Kindergarteners through 10th graders learn about Jewish life through experiences and hands-on activities. Our Shoresh team of teachers, specialists, and madrichim (teen assistants) supports learners as they explore Jewish concepts through developmentally appropriate projects and discussions.

SHORESH LEARNING PRIORITIES

  1. Jewish identity: At Shoresh, we grow and get to know ourselves, our congregational family, and our Judaism.
  2. Community: Each of us is an important member of the worldwide Jewish community with responsibility for others, just as they have responsibility for us.
  3. Prayer: We express our hopes, wishes, needs, and thanks through prayer, spirituality, awareness, and exploration of God.
  4. Social justice: All Jews are responsible in the work for social justice and equality among all people.
  5. Study: We gain meaning and guidance for our daily lives through learning about Torah and Judaism.
  6. Israel: Israel is the homeland of the Jewish people. Our relationship with the modern state of Israel can be complex; knowledge of and engagement with Israel is an important part of modern Jewish identity.
  7. B’nei mitzvah and confirmation: Becoming b'nei mitzvah and participating in confirmation are rituals that put the other six learning priorities into action and allow students to experience a taste of Judaism as an emerging adult.

 

See more details from our curriculum designed exclusively for Shoresh.

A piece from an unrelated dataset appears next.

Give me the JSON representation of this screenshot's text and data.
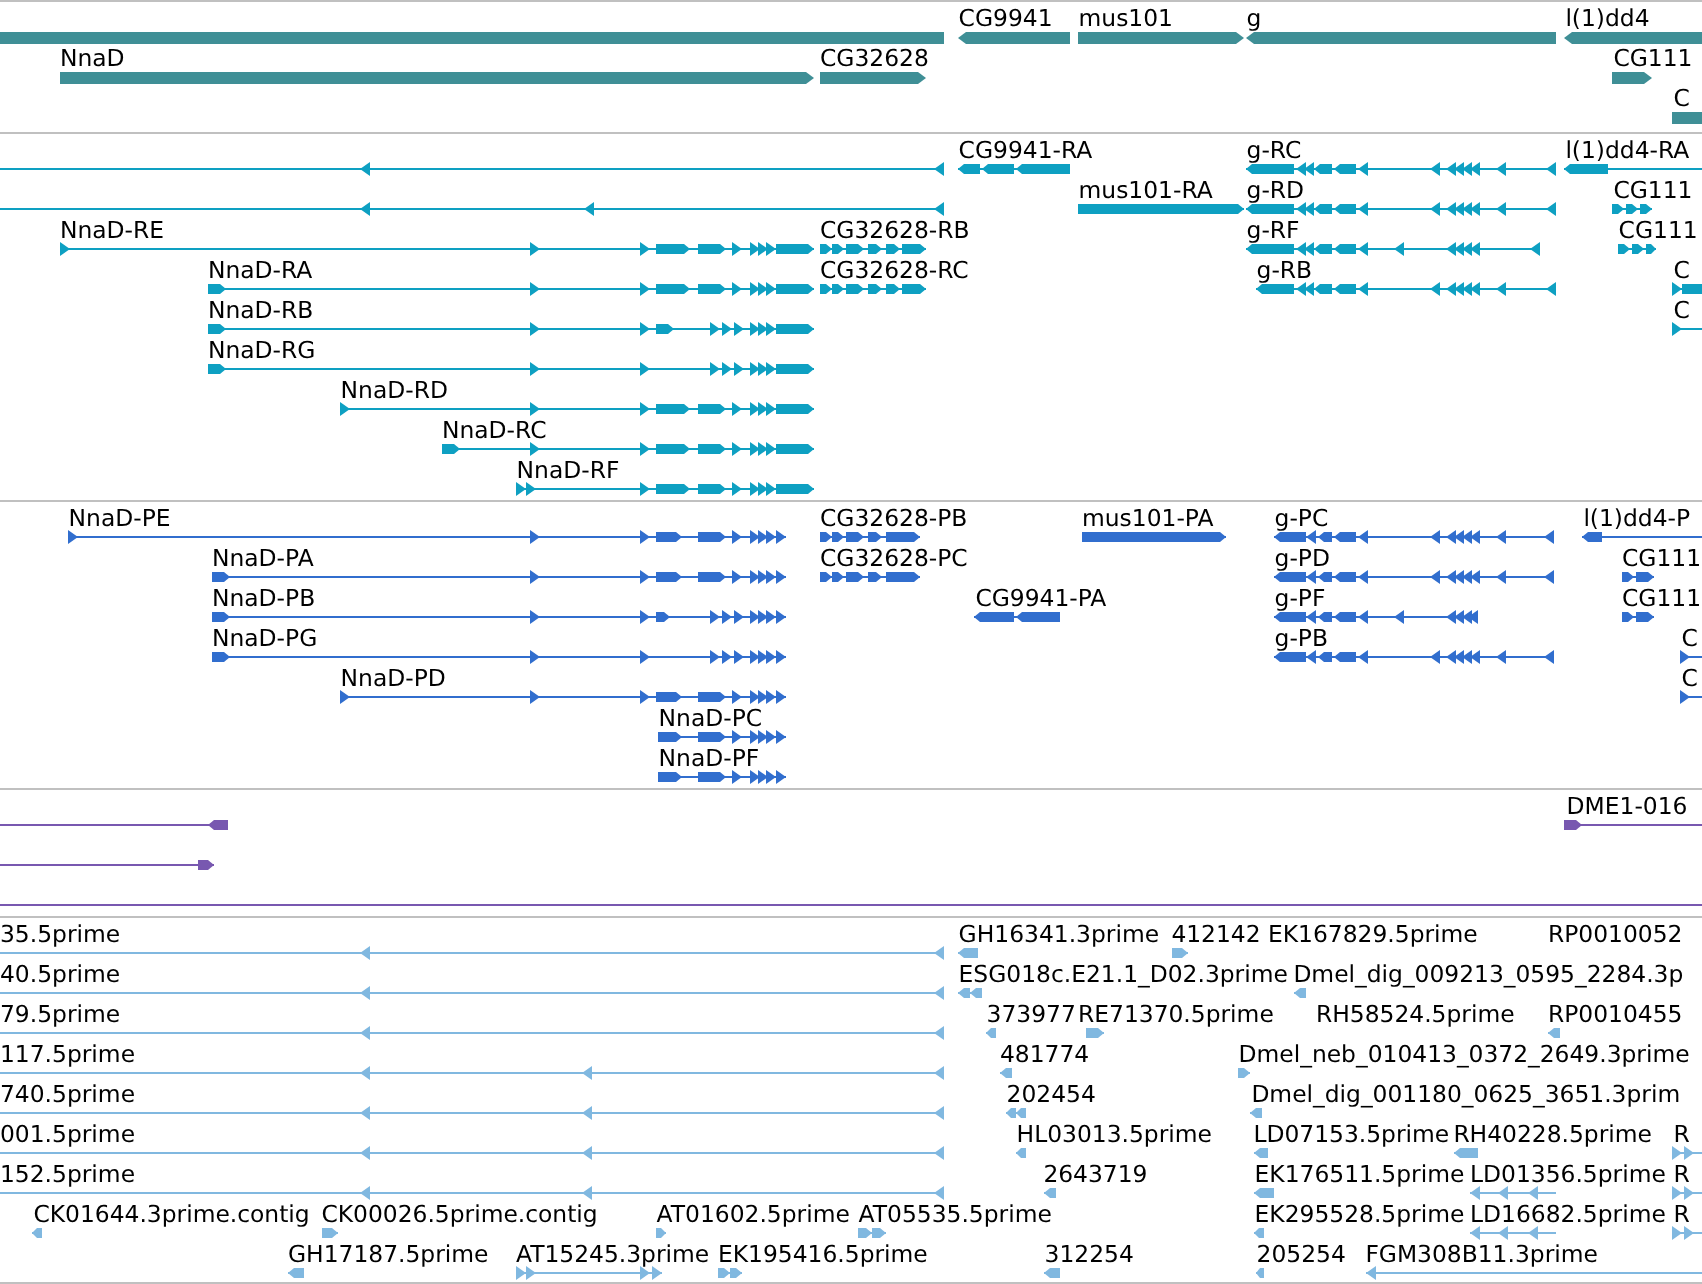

KINDERGARTEN-5TH GRADE

Learners meet in mixed-age groups, culminating in our weekly Family Shabbat service. Kindergarten–5th grade learners take active roles with their teachers in determining projects at Shoresh. Units are structured around Jewish concepts and Hebrew, and they incorporate learner interests and teacher skills.

6TH–9TH GRADE

Middle school and high school youth who are capable of more thorough and mature discussions and topics. The Six Points curriculum cycles through relevant topics to provide youth with a full suite of learning and experiences leading up to Confirmation in 10th grade and Jewish adulthood. Each year includes interaction with Jewish texts, discussion of Jewish practice and spirituality, and conversations about modern issues (e.g., gender or kashrut ethics) and more adult topics (e.g., the Israel conflict or adult concepts of spirituality).

Hebrew

2nd–6th grade learners participate in Hebrew@Home, weekly 30-minute online sessions with their teachers that allows instruction to be completely individualized. On Fridays, learners interact with Hebrew through activities focusing on prayer and spirituality rather than learning to read Hebrew. Teachers track progress through regular one-on-one interactions, and other educators like our clergy and Religious School Director participate in individual assessments. Learners work with the clergy to prepare for b'nei mitzvah.

CONFIRMATION (10TH GRADE)

10th graders meet weekly with the rabbi and educator, discussing topics such as adult God concepts and how to consciously live Jewishly in their adult lives. Youth focus on developing their own God concept, learning about advocating for social change they believe in, and learning about what being a part of a community is all about. They learn about their responsibility to identify and find their own Judaism that is meaningful to them.

The class travels to Washington, D.C. to participate in the Religious Action Center's L'Taken program, designed for high school students to explore public policy issues and their Jewish values, create a persuasive argument on a topic of their choice, and lobby Congress. Each spring, the Confirmation class puts together and then leads a Shabbat morning service to culminate their Confirmation year and mark the end of their formal Jewish education.

Sun, December 4 2022 10 Kislev 5783